SALCHA — Mark Peterburs has worked on some substantial projects before, but never anything quite like the Tanana River Northern Rail Extension.
When the Alaska Railroad’s project director for the expansion discusses the job, he can’t help but talk big. A constant stream of dump trucks have delivered 410,000 tons of fill material to the site. The newly built bridge spans 3,300 feet over the murky waters of the Tanana River, with its 19 piers requiring 12,000 yards of concrete.
When it’s officially unveiled at a ribbon-cutting ceremony on Aug. 5, the bridge will immediately become the longest in Alaska. The project spans the murky brown waters of the Tanana River in Salcha to provide access between existing rail lines and military land to the south.
“It’s a pretty substantial design, but it’s a pretty substantial river,” Peterburs said as he surveyed the site earlier this month in a pickup.
As the project nears an end, Peterburs said it’s been both wildly complex and deeply satisfying. It was massive enough to alter the flow of the Tanana and require levies on each side of the river. It required numerous environmental permits, funding from both state and federal sources, and cooperation between nearly 20 contractors.
It was deemed 94 percent complete last week, with most of the remaining work consisting of hauling old materials from the construction site. Piles of timbers, used steel beams and enormous piles of gravel fill the yard, the last remnants of a year-round project that’s consumed the past three years.

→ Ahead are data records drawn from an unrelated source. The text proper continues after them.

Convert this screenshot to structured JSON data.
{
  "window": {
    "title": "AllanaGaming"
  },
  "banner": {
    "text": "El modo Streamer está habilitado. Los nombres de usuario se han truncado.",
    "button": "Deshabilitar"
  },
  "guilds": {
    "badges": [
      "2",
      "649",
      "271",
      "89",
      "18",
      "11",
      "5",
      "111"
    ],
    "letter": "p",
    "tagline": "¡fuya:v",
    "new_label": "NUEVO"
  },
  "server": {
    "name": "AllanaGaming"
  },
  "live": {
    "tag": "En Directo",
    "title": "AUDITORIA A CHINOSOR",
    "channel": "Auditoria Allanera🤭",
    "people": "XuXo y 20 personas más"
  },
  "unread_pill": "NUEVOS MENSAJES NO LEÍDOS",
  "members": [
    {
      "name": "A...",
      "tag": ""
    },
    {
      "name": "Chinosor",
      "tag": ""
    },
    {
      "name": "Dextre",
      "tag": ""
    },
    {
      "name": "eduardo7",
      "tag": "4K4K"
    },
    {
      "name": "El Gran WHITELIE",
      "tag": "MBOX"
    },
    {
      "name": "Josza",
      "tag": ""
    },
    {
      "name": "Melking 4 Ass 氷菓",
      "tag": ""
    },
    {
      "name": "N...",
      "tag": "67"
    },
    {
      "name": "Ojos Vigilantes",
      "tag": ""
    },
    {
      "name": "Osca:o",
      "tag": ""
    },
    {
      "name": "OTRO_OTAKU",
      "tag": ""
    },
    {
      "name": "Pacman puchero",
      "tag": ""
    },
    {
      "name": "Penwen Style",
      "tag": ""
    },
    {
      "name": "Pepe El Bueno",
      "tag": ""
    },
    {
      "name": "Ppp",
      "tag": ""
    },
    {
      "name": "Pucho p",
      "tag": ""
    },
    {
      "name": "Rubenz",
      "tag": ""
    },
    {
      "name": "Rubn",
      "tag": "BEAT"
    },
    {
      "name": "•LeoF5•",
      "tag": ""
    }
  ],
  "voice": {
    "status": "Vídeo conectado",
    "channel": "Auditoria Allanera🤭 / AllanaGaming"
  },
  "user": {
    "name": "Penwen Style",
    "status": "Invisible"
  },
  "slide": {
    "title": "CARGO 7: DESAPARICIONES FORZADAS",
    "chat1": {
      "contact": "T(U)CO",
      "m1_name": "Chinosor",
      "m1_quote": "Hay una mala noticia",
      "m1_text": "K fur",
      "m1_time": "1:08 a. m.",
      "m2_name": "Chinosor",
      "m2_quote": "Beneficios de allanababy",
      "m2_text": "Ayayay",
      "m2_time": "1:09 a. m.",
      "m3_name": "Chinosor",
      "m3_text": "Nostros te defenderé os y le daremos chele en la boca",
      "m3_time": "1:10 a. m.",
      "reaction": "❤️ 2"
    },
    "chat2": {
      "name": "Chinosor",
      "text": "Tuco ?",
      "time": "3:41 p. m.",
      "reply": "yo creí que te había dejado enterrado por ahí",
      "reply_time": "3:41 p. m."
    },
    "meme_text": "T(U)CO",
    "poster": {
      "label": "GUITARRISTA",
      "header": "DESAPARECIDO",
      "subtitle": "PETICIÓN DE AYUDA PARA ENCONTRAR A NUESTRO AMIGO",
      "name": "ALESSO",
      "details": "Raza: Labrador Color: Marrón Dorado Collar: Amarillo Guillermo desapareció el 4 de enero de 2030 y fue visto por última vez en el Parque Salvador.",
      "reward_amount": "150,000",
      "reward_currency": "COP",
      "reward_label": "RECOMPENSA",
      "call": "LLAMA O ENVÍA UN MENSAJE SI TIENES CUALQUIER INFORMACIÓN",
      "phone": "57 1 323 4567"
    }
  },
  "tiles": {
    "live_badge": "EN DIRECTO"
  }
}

Peterburs said the project will come in below its $156 million budget, although he isn’t quite ready to announce a final price tag.
“I’m feeling a little sad that it’s coming to an end,” he said. “Mostly probably because it’s been pretty successful — if it was a disaster, I’d probably be happy to put it behind me.”
A link to Southeast
The Northern Rail Extension is the lynchpin to an ambitious four-phase project to connect military training grounds near Delta Junction to the Fairbanks area by rail. Funding for the project included $104 million from the Department of Defense, along with $84 million from the state, which paid for construction, environmental studies and design.
Work on the bridge began in August 2011, when trucks began moving rock to the site from Browns Hill Quarry.
Since then, Peterburs admits, just about everything he could have hoped for has gone right. The shifting channels of the Tanana behaved as predicted, and no archaeological material was discovered during excavation that could have delayed or unraveled the project.
He said he’s most proud of the unorthodox process used to build the bridge. Rather than designing a project and sending it out for bid, the Alaska Railroad selected a general contractor, Kiewit Infrastructure West, to work alongside throughout design and construction.
Peterburs credited the process for creating a surprisingly harmonious project. It’s rare for such a massive undertaking to proceed without change orders or new claims, but he said the collaboration kept them to a minimum.
“It takes away a lot of the mystery,” he said. “We were all in the same building for 6 months. We’re all buddies — that doesn’t happen very often.”
An uncertain future
The future, however, remains hazy for the rest of the project.
It was conceived as a way to provide access to the the Joint Pacific Area Range Complex, located 80 miles to the southeast. The training area is currently available only during winter, when ice roads can be constructed to the grounds.
But the road currently comes to a halt just beyond the bridge, ending abruptly in a stand of thick spruce trees. There isn’t any funding to continue the road, or even to lay rails across the bridge.
The next phase would build about 13 miles of railroad track, with subsequent phases extending the rail to training ranges near Fort Greely. In an email, Alaska Railroad spokeswoman Stephenie Wheeler said that funding hasn’t been lined up for phase two.
It’s expected to cost between $100 million and $150 million, a hefty bill in today’s spending environment.
“Obtaining funding is a challenge due to the ongoing federal sequester and state budget issues,” Wheeler stated, adding that the railroad is “hopeful” that funds will be appropriated.
It’s also unclear how or whether civilians will be able to use the bridge. Hunters, in particular, have sought access to previously hard-to-reach areas on the south side of the Tanana River.
McHugh Pierre, deputy commissioner for the Alaska Department of Military and Veterans Affairs, said the state would like to provide that access. The details, however, will need to be agreeable to both the military and Alaska Railroad. He hopes details can be worked out by the time the bridge is formally unveiled in August.
“We have agreed in concept, but we’re far from a final answer,” he said.
Peterburs doesn’t play a role in pushing for project funding, but believes the bridge should provide state and federal lawmakers with reasons to believe the rest of the project is worthwhile.
“We’d like to say we delivered a project on time and on budget,” Peterburs said. “We hope that says something.”
Contact staff writer Jeff Richardson at 459-7518. Follow him on Twitter:
By the numbers
» 3,300 feet long
» 23 million pounds of steel
» 9,000 truckloads of rip-rap
» 600,000 cubic yards of embankment fill
» 12,000 cubic yards of concrete